in Borders and conflict in South Asia
Patrick O’Leary

office he found that as many as 10,000 troops were stationed beyond the administrative boundary as a result of the unrest caused mainly by the assertion of the Raj’s authority on the Malakand. Plans were in hand for the construction in tribal areas of costly fortifications which had no lateral communications. Not only was this deployment costly, risky and inefficient, it also caused

in Servants of the empire
John Beckett

in the second volume of the Agricultural History Review. Darby noted how county historians and topographical writers had struggled to classify the countryside, because it could not easily be squeezed into the administrative boundaries imposed for convenience by earlier generations. He pointed to what for a geographer was the obvious fact, that any study of the rural community could make little progress if it was constrained by county and parish boundaries. Even the great county historians, he argued, despite their emphasis on antiquities, natural history and local

in Writing local history
Alternatives to the Radcliffe award
Lucy P. Chester

was doomed to disrupt Punjab’s road, rail, telegraph, electricity and irrigations networks. Rivers also posed a major potential problem. Radcliffe’s textual description attempted to prevent any uncertainty about the path of the boundary, which on the map appeared to follow the Ravi and Sutlej Rivers, by stating that the existing administrative boundary, not the river, was the

in Borders and conflict in South Asia
Abstract only
The region and the community
John Beckett

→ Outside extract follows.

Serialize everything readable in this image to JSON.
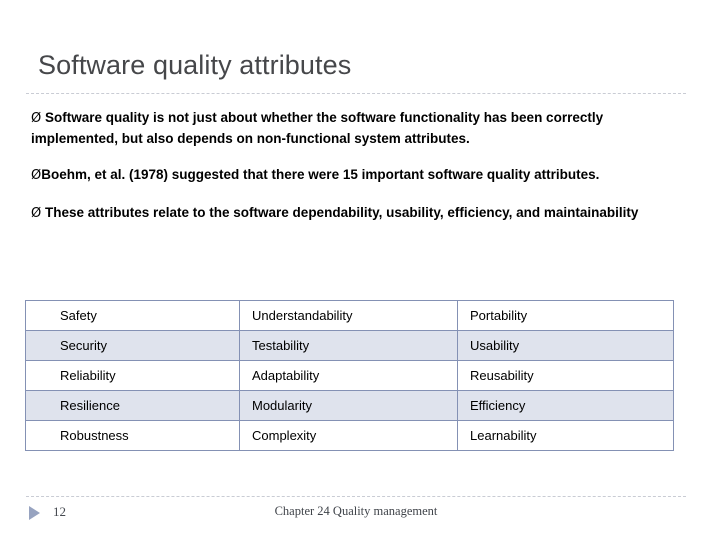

characteristics which can be traced back to their earliest settlement history.31 He developed this in his book The Pattern of Rural Dissent (1971), and more fully in 1979, when he wrote that the basic regional pattern in this country has in many ways not remained constant: it has been an evolutionary pattern. Not only have regional boundaries changed: at a more fundamental level, new kinds or types of region have from time to time come into existence and overlaid or transformed the old.32 County and other administrative boundaries, he suggested, were of little use to the local

in Writing local history
The aftermath
Lucy P. Chester

localities went where without a good understanding of the administrative boundaries in those areas. 36 For those on the move, however, the boundary was defined in purely practical terms: they knew they were on the other side of the border when they were safe. Crossing the line meant entering a zone of protection – even if that protection, provided by the crumbling PBF and by state apparatuses struggling under

in Borders and conflict in South Asia